Where D is the electric displacement (C/m2)

r= volume charge density (C/m3)

ii. Gauss

law of magnetism. Expressed as V. B = 0

Where B is the magnetic flux density

(Tesla, T)

V= divergence operator (1 per metre)

iii. Faraday’s

law of induction.

Expressed as

Where E is the electric field (V/m)

Faraday’s

law of induction indicates that an electric field is generated by a change in

magnetic field with respect to time.

iv. Ampere

law. Expressed as

Where H is the magnetic field

strength(A/m)

j= free current density (A/m2)

Ampere’s

law indicates that a magnetic field produced by a free current density and an electric

displacement.

For

a homogeneous or linear media, the electric displacement is expressed as

and

where

is

dielectric constant and

is

the magnetic permeability. Also, the Ampere law explains that an external

current density is the source of the electromagnetic waves and hence the

antenna in the system (Anon., 2018b).
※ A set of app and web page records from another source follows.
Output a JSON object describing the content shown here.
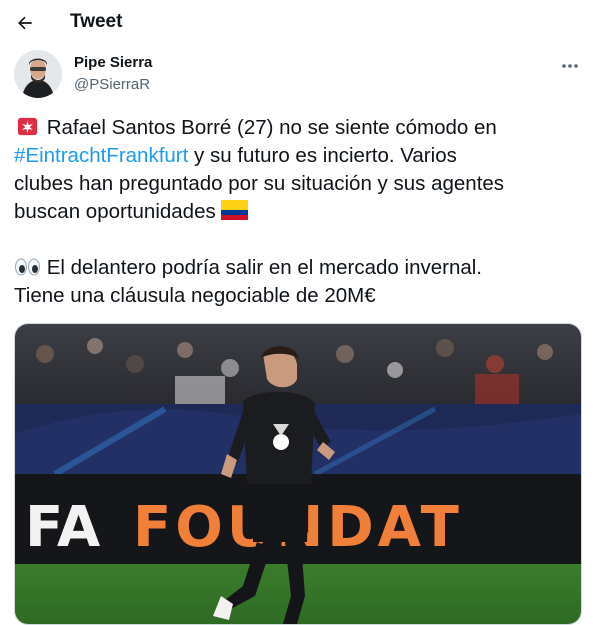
{
  "header": {
    "title": "Tweet",
    "back_icon": "arrow-left-icon"
  },
  "author": {
    "name": "Pipe Sierra",
    "handle": "@PSierraR"
  },
  "tweet": {
    "line1_pre": "Rafael Santos Borré (27) no se siente cómodo en",
    "hashtag": "#EintrachtFrankfurt",
    "line2_post": " y su futuro es incierto. Varios",
    "line3": "clubes han preguntado por su situación y sus agentes",
    "line4": "buscan oportunidades",
    "line5": "El delantero podría salir en el mercado invernal.",
    "line6": "Tiene una cláusula negociable de 20M€"
  },
  "media": {
    "banner_left": "FA",
    "banner_right": "FOUNDAT",
    "icon": "ucl-starball-icon"
  },
  "colors": {
    "link": "#1d9bf0",
    "muted": "#536471"
  }
}
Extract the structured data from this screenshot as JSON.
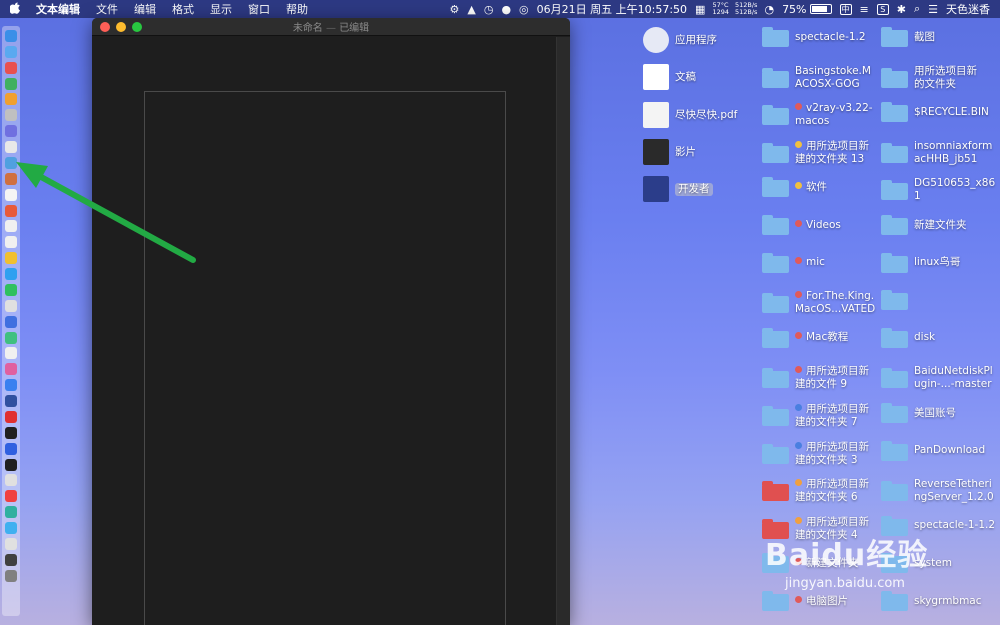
{
  "menubar": {
    "apple": "",
    "app_name": "文本编辑",
    "items": [
      "文件",
      "编辑",
      "格式",
      "显示",
      "窗口",
      "帮助"
    ],
    "net_up": "512B/s",
    "net_down": "512B/s",
    "temp": "57°C",
    "rpm": "1294",
    "datetime": "06月21日 周五 上午10:57:50",
    "battery": "75%",
    "input_method": "中",
    "user": "天色迷香"
  },
  "window": {
    "title": "未命名",
    "title_sep": "—",
    "status": "已编辑"
  },
  "desktop": {
    "col1": [
      {
        "label": "应用程序",
        "icon": "applications-icon"
      },
      {
        "label": "文稿",
        "icon": "documents-icon"
      },
      {
        "label": "尽快尽快.pdf",
        "icon": "pdf-icon"
      },
      {
        "label": "影片",
        "icon": "movies-icon"
      },
      {
        "label": "开发者",
        "icon": "developer-icon"
      }
    ],
    "col2": [
      {
        "line1": "spectacle-1.2",
        "line2": "",
        "tag": ""
      },
      {
        "line1": "Basingstoke.M",
        "line2": "ACOSX-GOG",
        "tag": ""
      },
      {
        "line1": "v2ray-v3.22-",
        "line2": "macos",
        "tag": "#e05a5a"
      },
      {
        "line1": "用所选项目新",
        "line2": "建的文件夹 13",
        "tag": "#f0c040"
      },
      {
        "line1": "软件",
        "line2": "",
        "tag": "#f0c040"
      },
      {
        "line1": "Videos",
        "line2": "",
        "tag": "#e05a5a"
      },
      {
        "line1": "mic",
        "line2": "",
        "tag": "#e05a5a"
      },
      {
        "line1": "For.The.King.",
        "line2": "MacOS...VATED",
        "tag": "#e05a5a"
      },
      {
        "line1": "Mac教程",
        "line2": "",
        "tag": "#e05a5a"
      },
      {
        "line1": "用所选项目新",
        "line2": "建的文件 9",
        "tag": "#e05a5a"
      },
      {
        "line1": "用所选项目新",
        "line2": "建的文件夹 7",
        "tag": "#4a7fe0"
      },
      {
        "line1": "用所选项目新",
        "line2": "建的文件夹 3",
        "tag": "#4a7fe0"
      },
      {
        "line1": "用所选项目新",
        "line2": "建的文件夹 6",
        "tag": "#f0a040"
      },
      {
        "line1": "用所选项目新",
        "line2": "建的文件夹 4",
        "tag": "#f0a040"
      },
      {
        "line1": "新建文件夹",
        "line2": "",
        "tag": "#e05a5a"
      },
      {
        "line1": "电脑图片",
        "line2": "",
        "tag": "#e05a5a"
      }
    ],
    "col3": [
      {
        "line1": "截图",
        "line2": ""
      },
      {
        "line1": "用所选项目新",
        "line2": "的文件夹"
      },
      {
        "line1": "$RECYCLE.BIN",
        "line2": ""
      },
      {
        "line1": "insomniaxform",
        "line2": "acHHB_jb51"
      },
      {
        "line1": "DG510653_x86",
        "line2": "1"
      },
      {
        "line1": "新建文件夹",
        "line2": ""
      },
      {
        "line1": "linux鸟哥",
        "line2": ""
      },
      {
        "line1": "",
        "line2": ""
      },
      {
        "line1": "disk",
        "line2": ""
      },
      {
        "line1": "BaiduNetdiskPl",
        "line2": "ugin-...-master"
      },
      {
        "line1": "美国账号",
        "line2": ""
      },
      {
        "line1": "PanDownload",
        "line2": ""
      },
      {
        "line1": "ReverseTetheri",
        "line2": "ngServer_1.2.0"
      },
      {
        "line1": "spectacle-1-1.2",
        "line2": ""
      },
      {
        "line1": "system",
        "line2": ""
      },
      {
        "line1": "skygrmbmac",
        "line2": ""
      }
    ]
  },
  "watermark": {
    "logo": "Baidu经验",
    "url": "jingyan.baidu.com"
  },
  "colors": {
    "folder": "#7fb9ec",
    "folder_red": "#e05050",
    "arrow": "#22aa44"
  }
}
3.2.4 Depth of Penetration of Electromagnetic

Fields

The

criteria used to estimate the depth of penetration of electromagnetic waves is

the skin depth (Telford et al., 1990). The skin depth is defined as the distance

which the amplitude electromagnetic wave signals falls to

(where

is

the base of natural logarithm)of its original value (Milson, 2003). The skin

depth is also defined the reciprocal of the constant of attenuation constant

and decreases almost two-thirds over a single skin depth (Milson, 2003).

Let

Ad

be the amplitude of electromagnetic wave as a function of the depth of

penetration d, then mathematically:

…………………………………eqn 3.2

Where

Amplitude of the field

is

the surface amplitude

The

depth of penetration is then expressed mathematically as:

………………………………………eqn 3.3

Where

is

the skin depth in metres

is

the ground conductivity in S/m

is

the frequency of the field in Hz

Equation

3.3 is theoretical and also represent as inverse relationship between the skin

depth and frequency and ground conductivity and hence the depth of penetration

increases as the frequency of the field decreases (Kearey et al. 2002). Also magnetic permeability is approximated to unity

as most materials related to groundwater exploration cannot be magnetized

(Milson, 2003).

The

effective depth of penetration

is defined as the maximum depth at which

a conductor may lie and still produce a recognizable electromagnetic anomaly

(Kearey et al. 2002). Empirically the

effective depth of penetration is expressed as:

……………………………eqn 3.4

The

dependence of the depth of penetration on frequency is a constraint on the

electromagnetic method as very low frequencies are difficult to generate and

measure (Kearey et al. 2002).